Two relevant cases illustrate the importance of establishing, by evidence, the underlying facts assumed by the expert, for the opinion to be accepted.
Beaven v Wagner Industrial Services Pty Ltd  QCA 246
The appellant was a truck driver who suffered a prolapsed disc in the course of his employment with the respondent. He alleged that the respondent had breached a duty of care by not training him in techniques such as avoiding awkward postures. The primary judge found that the appellant had not shown that his injury had been caused by a breach of duty by the respondent.
The two questions on the appeal were what training had been given to the appellant, and whether such training, if given, would have avoided the incident.
The fact that the appellant had not led direct evidence as to the training given or not given was taken by the court to be an inference that doing so would not have helped his case.
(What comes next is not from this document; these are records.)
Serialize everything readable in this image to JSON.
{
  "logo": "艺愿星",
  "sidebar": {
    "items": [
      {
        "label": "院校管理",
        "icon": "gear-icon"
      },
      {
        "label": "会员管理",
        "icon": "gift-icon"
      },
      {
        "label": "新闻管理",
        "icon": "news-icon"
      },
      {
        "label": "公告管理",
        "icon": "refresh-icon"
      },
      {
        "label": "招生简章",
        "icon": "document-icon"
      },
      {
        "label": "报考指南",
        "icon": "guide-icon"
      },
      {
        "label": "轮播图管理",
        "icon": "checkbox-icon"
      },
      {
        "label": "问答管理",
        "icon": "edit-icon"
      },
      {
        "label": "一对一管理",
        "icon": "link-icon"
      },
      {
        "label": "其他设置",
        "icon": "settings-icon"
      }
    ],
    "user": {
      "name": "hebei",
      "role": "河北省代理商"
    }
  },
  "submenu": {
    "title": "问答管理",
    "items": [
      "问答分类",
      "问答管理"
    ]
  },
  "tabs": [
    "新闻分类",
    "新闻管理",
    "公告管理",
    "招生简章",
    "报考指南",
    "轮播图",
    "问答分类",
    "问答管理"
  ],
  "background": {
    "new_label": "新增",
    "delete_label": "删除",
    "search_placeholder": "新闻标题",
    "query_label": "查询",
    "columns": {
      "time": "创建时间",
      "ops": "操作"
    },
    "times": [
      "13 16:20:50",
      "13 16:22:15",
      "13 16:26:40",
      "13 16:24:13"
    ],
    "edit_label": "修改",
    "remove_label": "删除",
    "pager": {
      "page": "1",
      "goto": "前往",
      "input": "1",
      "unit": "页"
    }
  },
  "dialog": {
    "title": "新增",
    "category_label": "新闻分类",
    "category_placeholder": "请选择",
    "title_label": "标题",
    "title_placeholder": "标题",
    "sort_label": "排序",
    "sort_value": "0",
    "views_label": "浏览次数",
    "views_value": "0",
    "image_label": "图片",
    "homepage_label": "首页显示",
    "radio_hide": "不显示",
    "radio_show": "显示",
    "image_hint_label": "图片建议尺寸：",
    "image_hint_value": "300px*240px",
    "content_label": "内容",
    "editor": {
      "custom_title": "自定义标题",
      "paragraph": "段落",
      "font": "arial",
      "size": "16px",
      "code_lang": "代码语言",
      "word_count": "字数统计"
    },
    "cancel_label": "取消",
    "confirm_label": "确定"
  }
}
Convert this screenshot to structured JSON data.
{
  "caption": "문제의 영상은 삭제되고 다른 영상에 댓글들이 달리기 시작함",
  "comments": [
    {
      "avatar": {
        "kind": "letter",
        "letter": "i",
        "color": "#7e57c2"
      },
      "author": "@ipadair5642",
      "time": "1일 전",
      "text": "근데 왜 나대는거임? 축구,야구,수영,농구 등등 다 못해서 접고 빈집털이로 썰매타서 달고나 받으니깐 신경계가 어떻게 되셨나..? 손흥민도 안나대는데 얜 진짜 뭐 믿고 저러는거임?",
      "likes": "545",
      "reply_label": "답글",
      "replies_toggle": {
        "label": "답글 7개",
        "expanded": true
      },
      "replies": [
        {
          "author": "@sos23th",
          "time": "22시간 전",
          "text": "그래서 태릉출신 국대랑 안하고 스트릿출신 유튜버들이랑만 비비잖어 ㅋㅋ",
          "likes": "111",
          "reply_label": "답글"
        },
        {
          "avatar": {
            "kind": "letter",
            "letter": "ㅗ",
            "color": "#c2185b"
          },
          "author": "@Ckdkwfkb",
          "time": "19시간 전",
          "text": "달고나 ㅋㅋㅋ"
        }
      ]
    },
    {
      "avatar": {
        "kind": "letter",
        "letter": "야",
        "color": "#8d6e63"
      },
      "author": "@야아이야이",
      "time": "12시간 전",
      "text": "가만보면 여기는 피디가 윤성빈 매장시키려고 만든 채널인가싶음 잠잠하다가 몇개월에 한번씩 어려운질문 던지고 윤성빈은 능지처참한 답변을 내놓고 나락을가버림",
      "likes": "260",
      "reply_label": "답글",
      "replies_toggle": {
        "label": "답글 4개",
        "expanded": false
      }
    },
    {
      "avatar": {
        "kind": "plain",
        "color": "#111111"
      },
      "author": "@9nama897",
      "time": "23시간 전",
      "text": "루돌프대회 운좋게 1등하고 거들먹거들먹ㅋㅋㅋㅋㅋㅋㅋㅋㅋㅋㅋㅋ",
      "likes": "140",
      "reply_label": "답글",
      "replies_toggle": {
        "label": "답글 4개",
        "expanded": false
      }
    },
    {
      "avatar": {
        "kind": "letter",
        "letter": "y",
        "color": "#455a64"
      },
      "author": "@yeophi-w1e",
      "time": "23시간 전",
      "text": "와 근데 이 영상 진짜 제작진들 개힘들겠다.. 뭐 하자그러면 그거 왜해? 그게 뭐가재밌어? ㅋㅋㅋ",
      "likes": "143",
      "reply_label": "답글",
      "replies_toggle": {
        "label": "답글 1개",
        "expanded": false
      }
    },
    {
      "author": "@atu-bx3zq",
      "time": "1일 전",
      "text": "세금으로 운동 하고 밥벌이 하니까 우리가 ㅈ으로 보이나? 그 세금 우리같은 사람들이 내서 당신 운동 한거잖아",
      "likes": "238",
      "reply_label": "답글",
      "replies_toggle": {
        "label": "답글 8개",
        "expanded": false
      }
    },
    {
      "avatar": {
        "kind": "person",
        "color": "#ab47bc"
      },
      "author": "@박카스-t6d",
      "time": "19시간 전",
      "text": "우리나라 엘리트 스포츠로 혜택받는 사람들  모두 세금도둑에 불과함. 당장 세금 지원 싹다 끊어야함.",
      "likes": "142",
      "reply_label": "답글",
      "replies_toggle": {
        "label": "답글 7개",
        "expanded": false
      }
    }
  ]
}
The appellant submitted that the respondent was also in a position to lead evidence relevant to the case but McMeekin J observed that while this was true, the onus was on the appellant, and there was no onus on the respondent to fill gaps in the appellant’s case.
See also our summary of this case in regard to whether hearsay evidence in an expert’s report may be evidence of the truth of such a statement: http://hemmantslist.com.au/limits-availability-hearsay-statements-expert-reports/
McGrory v Medina Property Services Pty Limited  QCA 234
No List members appeared in this matter but it is instructive as a comparison to Beaven because this is an appeal where it was found that an expert opinion could not be accepted because it relied upon factual assumptions not explored in the evidence of the relevant witness and other underlying assumptions conflicted with evidence otherwise accepted.
The applicant had been working as a room attendant when moving an ice-bucket caused an injury to her shoulder that eventually meant she could not do a lot of the work that she was employed to do.
The applicant, and two of her previous supervisors gave evidence supporting a finding that she had a permanent disability. Dr Cook, orthopaedic surgeon, gave a report that was consistent with the evidence offered by the three witnesses. Dr Walters, also an orthopaedic surgeon, disagreed with much of what Dr Cook said, and concluded that the applicant’s loss of movement was only minor. The primary judge accepted the three witnesses as credible, but then preferred the evidence of Dr Walters over the report of Dr Cook.
The court observed that having accepted the evidence of the three witnesses, the trial judge could not then accept the opinion of Dr Walters, which was based upon assumptions that conflicted with the facts accepted. The primary judge had referred to a comment by Dr Walters that it was noteworthy that after the injury the appellant had worked two more years without presenting to a doctor. No such point had been put to the appellant in cross-examination.
Sofronoff P and Fraser JA, Brown J agreeing, allowed the appeal and awarded the appellant damages for past and future economic loss.
See the judgment here: https://www.sclqld.org.au/caselaw/QCA/2017/234